Small businesses outline ‘serious concerns’ with stretched apprenticeship budget

The Federation of Small Businesses has raised “serious concerns” about the apprenticeship budget and claims “over a quarter of apprentice employers say reforms have had a negative impact”.

In a report published today called ‘Fit for the future: making the apprenticeship system work for small business’, the membership body seeks to influence the forthcoming spending review with a series of recommendations.

The FSB said the government should ensure that small businesses are not excluded from the apprenticeship system, putting them in control of non-levy apprenticeship funding through the Apprenticeship Service after their migration to the service, which is expected next year.

It recommended the government should develop a “matching service” to support levy-paying employers to pass on unused funds to non-levy-paying employers and extend the current £1,000 incentive to those businesses with less than 50 employees who take on apprentices aged 19 to 24 from “selected labour market disadvantaged groups”.

The federation found only 40 per cent of eligible SMEs have received the £1000 incentive for hiring 16 to 18-year-olds, while a third said they were not aware of it.

Moreover, the government should “consider the feasibility of an incentive for start-ups who have never taken on an apprentice” and make training-related travel free for all young apprentices working for employers with less than 50 staff to ensure SMEs, “particularly those located in rural areas”.

The recommendations follow a survey by the FSB of 1,665 small businesses that found 42 per cent of SMEs see recruiting an apprentice the biggest challenge when engaging with apprenticeships, followed by management time this involves (29 per cent) and the 20 per cent off-the-job training (24 percent).

It also found 41 per cent of the businesses surveyed reported an increase in costs related to recruiting and training apprentices since the reforms.

Apprenticeships and skills minister Anne Milton said: “Large businesses can now transfer up to 25 per cent of their levy funds to small employers which will be a fantastic opportunity for smaller business. We are very aware of the support smaller business needs and will continue to work with them so they can take advantage of the fantastic opportunity an apprentice brings to their business.

“We want an apprenticeship system that works for all employers – big and small. Our reforms were designed and driven by businesses of all sizes to make sure apprentices learn the skills employers need. Apprenticeships are now longer, higher-quality, with more off-the-job training and provide for a proper assessment at the end.”

But Mike Cherry, FSB National Chairman, said many small firms are turning away from apprenticeships with some of the 2017 reforms being the cause.

“Changes like the explicit requirement for a minimum of 20 per cent off-the-job training, are causing real headaches,” he said.

While recognising the halving of the co-investment requirement to 5 per cent was a “major step forward” to reduce the cost of apprenticeships, there is a “real concern around the funding black hole” that is likely to hit with a significant overspend expected on the apprenticeship programme by 2021.

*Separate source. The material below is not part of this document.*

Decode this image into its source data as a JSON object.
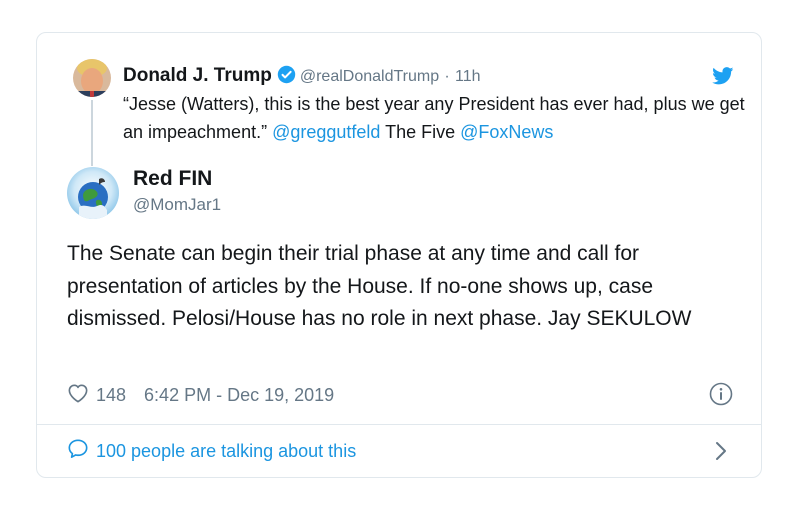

“Unless urgent action is taken we are in serious danger of making apprenticeships unaffordable for many of our small firms,” Cherry added.

“If apprenticeships become a privilege only for those that can afford them, we will worsen persistent skills shortages and gaps that are damaging growth and productivity.”

The FSB’s findings follow a National Audit Office report that warned the apprenticeship programme is not financially sustainable after the average cost of training an apprentice hit £9,000, approximately double of what the government predicted in 2015.